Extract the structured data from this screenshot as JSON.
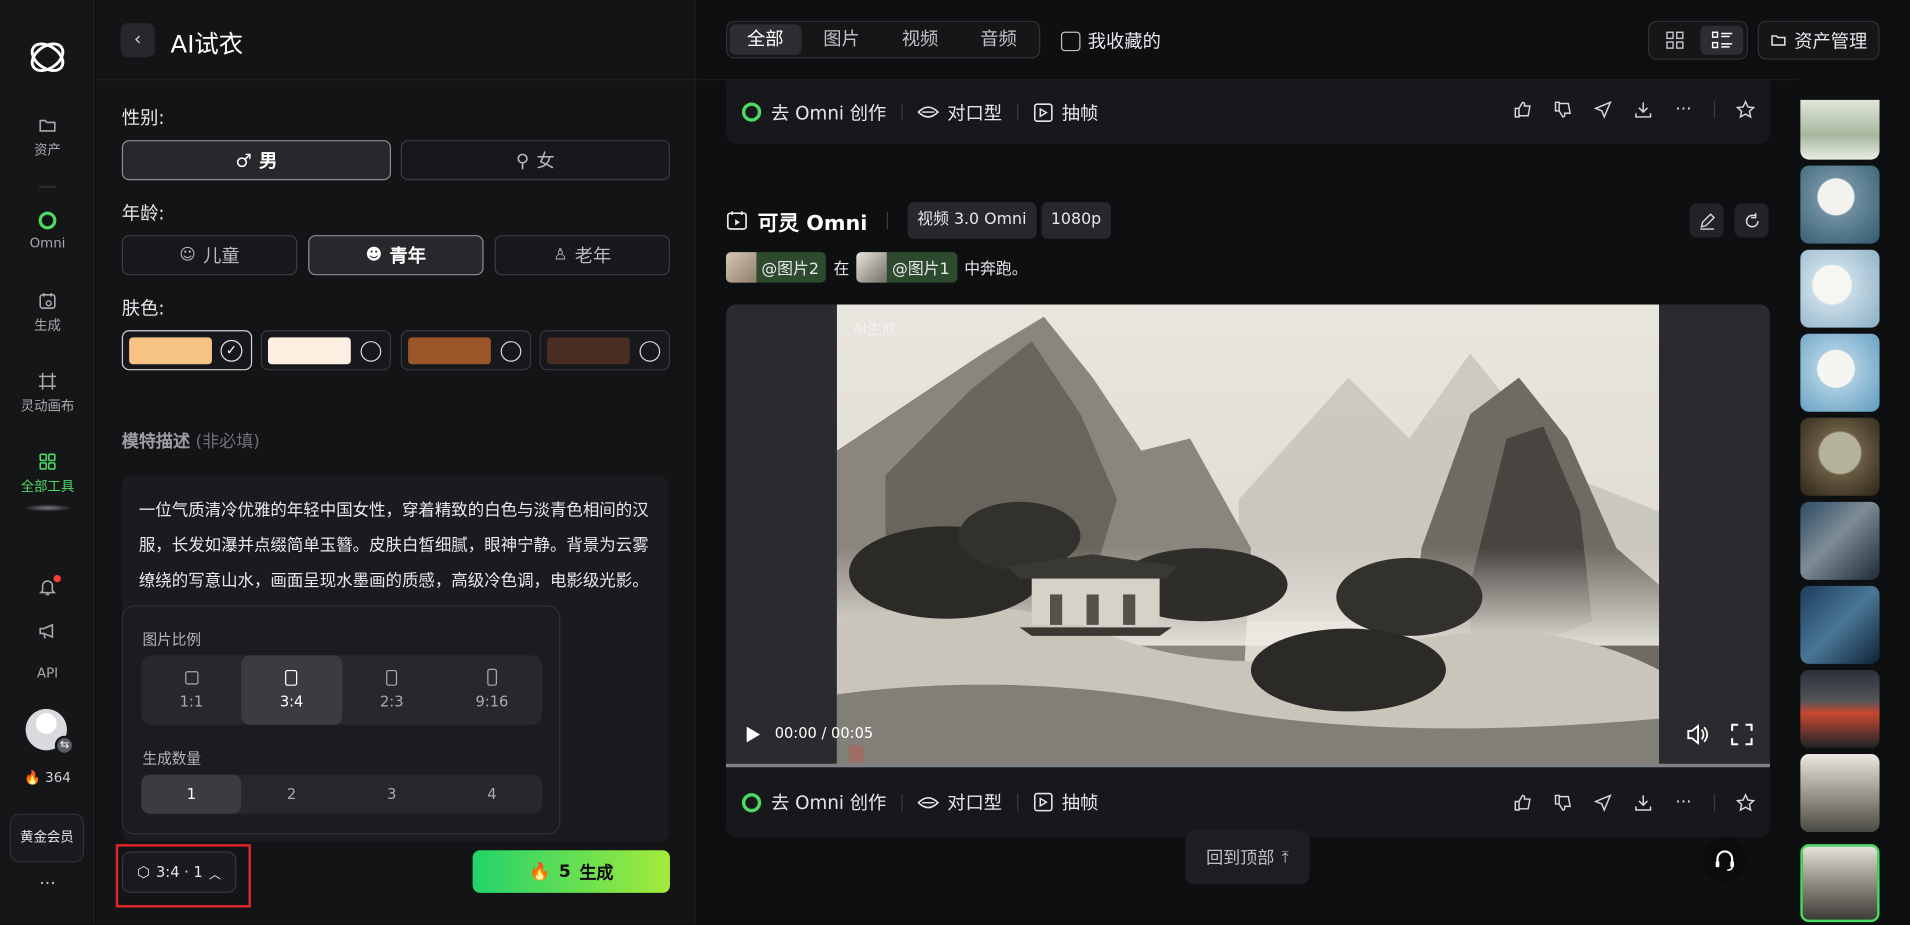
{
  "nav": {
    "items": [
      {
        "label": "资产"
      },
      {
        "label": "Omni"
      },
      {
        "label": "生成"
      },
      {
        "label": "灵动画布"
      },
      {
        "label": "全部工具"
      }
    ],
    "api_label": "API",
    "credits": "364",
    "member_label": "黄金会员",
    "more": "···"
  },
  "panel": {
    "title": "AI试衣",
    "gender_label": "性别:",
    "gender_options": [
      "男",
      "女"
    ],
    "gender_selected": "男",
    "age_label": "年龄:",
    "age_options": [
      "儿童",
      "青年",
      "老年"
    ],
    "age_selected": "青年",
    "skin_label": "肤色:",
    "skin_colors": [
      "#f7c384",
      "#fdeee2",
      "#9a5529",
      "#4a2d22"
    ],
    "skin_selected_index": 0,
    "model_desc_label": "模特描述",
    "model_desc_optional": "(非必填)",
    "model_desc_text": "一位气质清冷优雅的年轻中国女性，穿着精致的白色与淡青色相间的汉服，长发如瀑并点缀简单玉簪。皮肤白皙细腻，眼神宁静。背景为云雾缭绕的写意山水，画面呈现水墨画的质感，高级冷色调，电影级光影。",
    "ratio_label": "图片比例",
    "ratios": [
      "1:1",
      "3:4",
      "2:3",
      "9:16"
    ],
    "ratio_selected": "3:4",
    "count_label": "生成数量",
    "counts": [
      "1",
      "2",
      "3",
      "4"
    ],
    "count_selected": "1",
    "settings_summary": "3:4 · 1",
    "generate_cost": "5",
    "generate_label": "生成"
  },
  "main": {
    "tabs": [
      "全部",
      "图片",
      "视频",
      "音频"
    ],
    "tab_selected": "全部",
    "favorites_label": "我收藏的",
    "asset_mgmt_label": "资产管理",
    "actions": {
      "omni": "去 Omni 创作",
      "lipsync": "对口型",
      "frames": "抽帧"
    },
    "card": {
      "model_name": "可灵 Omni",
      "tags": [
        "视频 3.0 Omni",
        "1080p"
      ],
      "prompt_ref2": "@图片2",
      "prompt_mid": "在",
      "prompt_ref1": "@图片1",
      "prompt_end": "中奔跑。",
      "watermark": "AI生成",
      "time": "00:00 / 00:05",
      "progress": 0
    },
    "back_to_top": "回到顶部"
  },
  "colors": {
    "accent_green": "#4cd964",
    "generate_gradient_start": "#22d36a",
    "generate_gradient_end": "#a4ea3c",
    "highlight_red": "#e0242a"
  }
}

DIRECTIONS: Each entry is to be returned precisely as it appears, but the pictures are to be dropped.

RESPONSE FOR THIS EXERCISE:
Extract the structured data from this screenshot as JSON.
{
  "nav": {
    "items": [
      {
        "label": "资产"
      },
      {
        "label": "Omni"
      },
      {
        "label": "生成"
      },
      {
        "label": "灵动画布"
      },
      {
        "label": "全部工具"
      }
    ],
    "api_label": "API",
    "credits": "364",
    "member_label": "黄金会员",
    "more": "···"
  },
  "panel": {
    "title": "AI试衣",
    "gender_label": "性别:",
    "gender_options": [
      "男",
      "女"
    ],
    "gender_selected": "男",
    "age_label": "年龄:",
    "age_options": [
      "儿童",
      "青年",
      "老年"
    ],
    "age_selected": "青年",
    "skin_label": "肤色:",
    "skin_colors": [
      "#f7c384",
      "#fdeee2",
      "#9a5529",
      "#4a2d22"
    ],
    "skin_selected_index": 0,
    "model_desc_label": "模特描述",
    "model_desc_optional": "(非必填)",
    "model_desc_text": "一位气质清冷优雅的年轻中国女性，穿着精致的白色与淡青色相间的汉服，长发如瀑并点缀简单玉簪。皮肤白皙细腻，眼神宁静。背景为云雾缭绕的写意山水，画面呈现水墨画的质感，高级冷色调，电影级光影。",
    "ratio_label": "图片比例",
    "ratios": [
      "1:1",
      "3:4",
      "2:3",
      "9:16"
    ],
    "ratio_selected": "3:4",
    "count_label": "生成数量",
    "counts": [
      "1",
      "2",
      "3",
      "4"
    ],
    "count_selected": "1",
    "settings_summary": "3:4 · 1",
    "generate_cost": "5",
    "generate_label": "生成"
  },
  "main": {
    "tabs": [
      "全部",
      "图片",
      "视频",
      "音频"
    ],
    "tab_selected": "全部",
    "favorites_label": "我收藏的",
    "asset_mgmt_label": "资产管理",
    "actions": {
      "omni": "去 Omni 创作",
      "lipsync": "对口型",
      "frames": "抽帧"
    },
    "card": {
      "model_name": "可灵 Omni",
      "tags": [
        "视频 3.0 Omni",
        "1080p"
      ],
      "prompt_ref2": "@图片2",
      "prompt_mid": "在",
      "prompt_ref1": "@图片1",
      "prompt_end": "中奔跑。",
      "watermark": "AI生成",
      "time": "00:00 / 00:05",
      "progress": 0
    },
    "back_to_top": "回到顶部"
  },
  "colors": {
    "accent_green": "#4cd964",
    "generate_gradient_start": "#22d36a",
    "generate_gradient_end": "#a4ea3c",
    "highlight_red": "#e0242a"
  }
}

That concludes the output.